Developers behind the “ribbon” hotel at the centre of the regeneration of the St James Centre have been dealt a blow after planning officials urged councillors to reject the scheme.
The landmark proposals go before the planning committee next week, but ahead of the crunch meeting officials have hit out at the project for “damaging” the city’s skyline.
The striking hotel design is seen as key to the wider success of the £850 million Edinburgh St James development in order to attract a five-star hotel operator and high-end retailers to neighbouring new shop units.
But planners insisted the luxury hotel would have an adverse impact on the surrounding listed buildings and harm Edinburgh’s status as a World Heritage Site.
The bold designs for the 12-storey building – which show it clad in distinctive copper-coloured rings, rising to a swirling flourish – have previously been criticised for being “crammed in”.
But tourism industry leaders have voiced strong support for the 204-room hotel, saying the Capital is “in desperate need” of extra luxury accommodation to attract more high-spending visitors.
Planning officials reserved particular criticism for the fact the proposed hotel is wider and taller than was initially planned – with its distinctive spiral rising almost 20 metres further into the sky – arguing it would “damage” the skyline by blocking key views.
Martin Perry, director of development at TH Real Estate, which is behind the project, said he was “disappointed” officials had recommended refusal.
Questions were also raised over the material coating the hotel’s exterior – bronze coloured stainless steel – with planners voicing fears it could be “too shiny and reflective”.
Mr Perry said: “We believe that Jestico + Whiles’ elegant design fully responds to the original council brief to enhance the city’s skyline and create something never seen in Edinburgh before – unparalleled 360-degree views of the city.”
The upper levels of the hotel design have been amended to include a spectacular public viewing gallery.
In July, city councillors gave the wider St James project the go-ahead despite protests from officials over the use of limestone cladding instead of traditional New Town sandstone.
Marion Williams, director of conservation group the Cockburn Association, said: “I’m delighted the officers agree with our view, but it will be interesting to see if the councillors agree with their officers – which they failed to do when it came to the sandstone issue.”

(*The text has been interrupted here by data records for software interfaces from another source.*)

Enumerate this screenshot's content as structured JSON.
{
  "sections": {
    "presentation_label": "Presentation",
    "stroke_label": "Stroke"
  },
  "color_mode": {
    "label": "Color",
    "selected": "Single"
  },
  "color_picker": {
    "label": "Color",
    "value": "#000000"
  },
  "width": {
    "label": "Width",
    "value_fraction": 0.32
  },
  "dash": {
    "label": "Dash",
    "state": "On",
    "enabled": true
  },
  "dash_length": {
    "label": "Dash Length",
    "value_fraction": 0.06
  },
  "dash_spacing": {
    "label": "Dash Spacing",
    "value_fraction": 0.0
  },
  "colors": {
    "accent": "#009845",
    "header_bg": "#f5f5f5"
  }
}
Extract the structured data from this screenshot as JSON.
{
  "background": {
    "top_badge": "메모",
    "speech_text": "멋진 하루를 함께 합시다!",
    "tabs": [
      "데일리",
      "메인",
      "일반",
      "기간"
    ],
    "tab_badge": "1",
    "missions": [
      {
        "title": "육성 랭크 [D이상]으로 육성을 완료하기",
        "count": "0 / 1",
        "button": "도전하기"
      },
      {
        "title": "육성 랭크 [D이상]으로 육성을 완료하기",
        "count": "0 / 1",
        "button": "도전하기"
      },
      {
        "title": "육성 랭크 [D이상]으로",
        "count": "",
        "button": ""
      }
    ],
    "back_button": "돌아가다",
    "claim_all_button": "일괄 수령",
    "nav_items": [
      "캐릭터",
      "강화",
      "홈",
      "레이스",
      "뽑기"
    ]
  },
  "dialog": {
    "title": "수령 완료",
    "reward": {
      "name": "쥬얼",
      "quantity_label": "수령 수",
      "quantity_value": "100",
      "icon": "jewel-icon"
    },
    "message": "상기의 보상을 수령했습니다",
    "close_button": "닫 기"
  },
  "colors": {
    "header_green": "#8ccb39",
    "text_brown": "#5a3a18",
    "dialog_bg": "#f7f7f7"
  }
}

JESTICO + Whiles, the architect behind the “ribbon” hotel, has designed a number of high-profile hotels in the past – including London’s One Aldwych – and boasts an award-winning reputation.
But its diverse work also spans offices, schools, university buildings and embassies.